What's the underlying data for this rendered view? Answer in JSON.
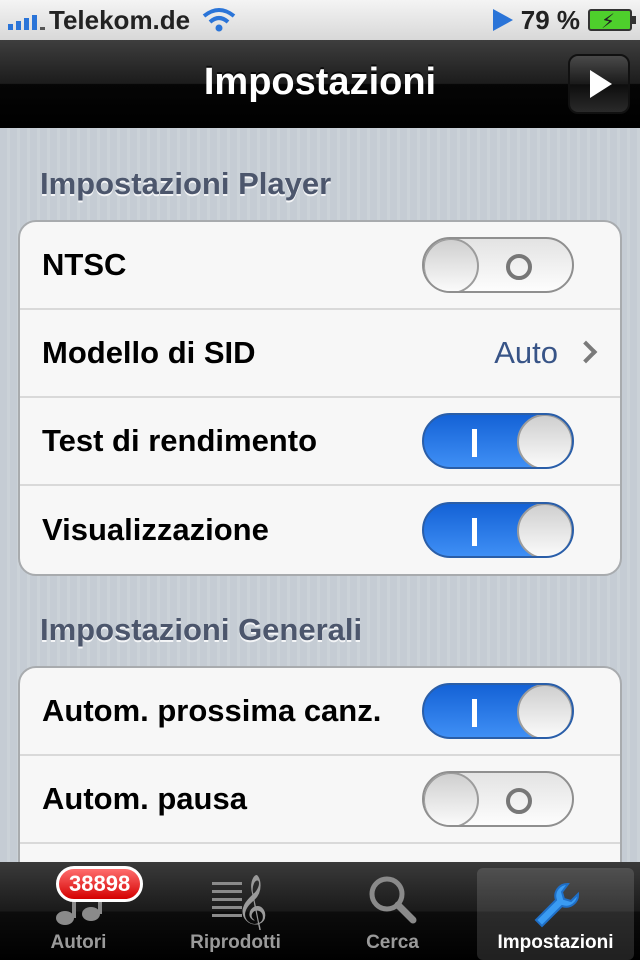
{
  "status_bar": {
    "carrier": "Telekom.de",
    "battery": "79 %"
  },
  "nav": {
    "title": "Impostazioni"
  },
  "sections": [
    {
      "header": "Impostazioni Player",
      "rows": [
        {
          "label": "NTSC",
          "type": "switch",
          "on": false
        },
        {
          "label": "Modello di SID",
          "type": "value",
          "value": "Auto"
        },
        {
          "label": "Test di rendimento",
          "type": "switch",
          "on": true
        },
        {
          "label": "Visualizzazione",
          "type": "switch",
          "on": true
        }
      ]
    },
    {
      "header": "Impostazioni Generali",
      "rows": [
        {
          "label": "Autom. prossima canz.",
          "type": "switch",
          "on": true
        },
        {
          "label": "Autom. pausa",
          "type": "switch",
          "on": false
        }
      ]
    }
  ],
  "tab_bar": {
    "tabs": [
      {
        "label": "Autori",
        "icon": "music-notes-icon",
        "badge": "38898"
      },
      {
        "label": "Riprodotti",
        "icon": "treble-clef-icon"
      },
      {
        "label": "Cerca",
        "icon": "magnifier-icon"
      },
      {
        "label": "Impostazioni",
        "icon": "wrench-icon",
        "active": true
      }
    ]
  }
}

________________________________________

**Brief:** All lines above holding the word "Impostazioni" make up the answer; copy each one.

**Task response:**
    "title": "Impostazioni"
      "header": "Impostazioni Player",
      "header": "Impostazioni Generali",
        "label": "Impostazioni",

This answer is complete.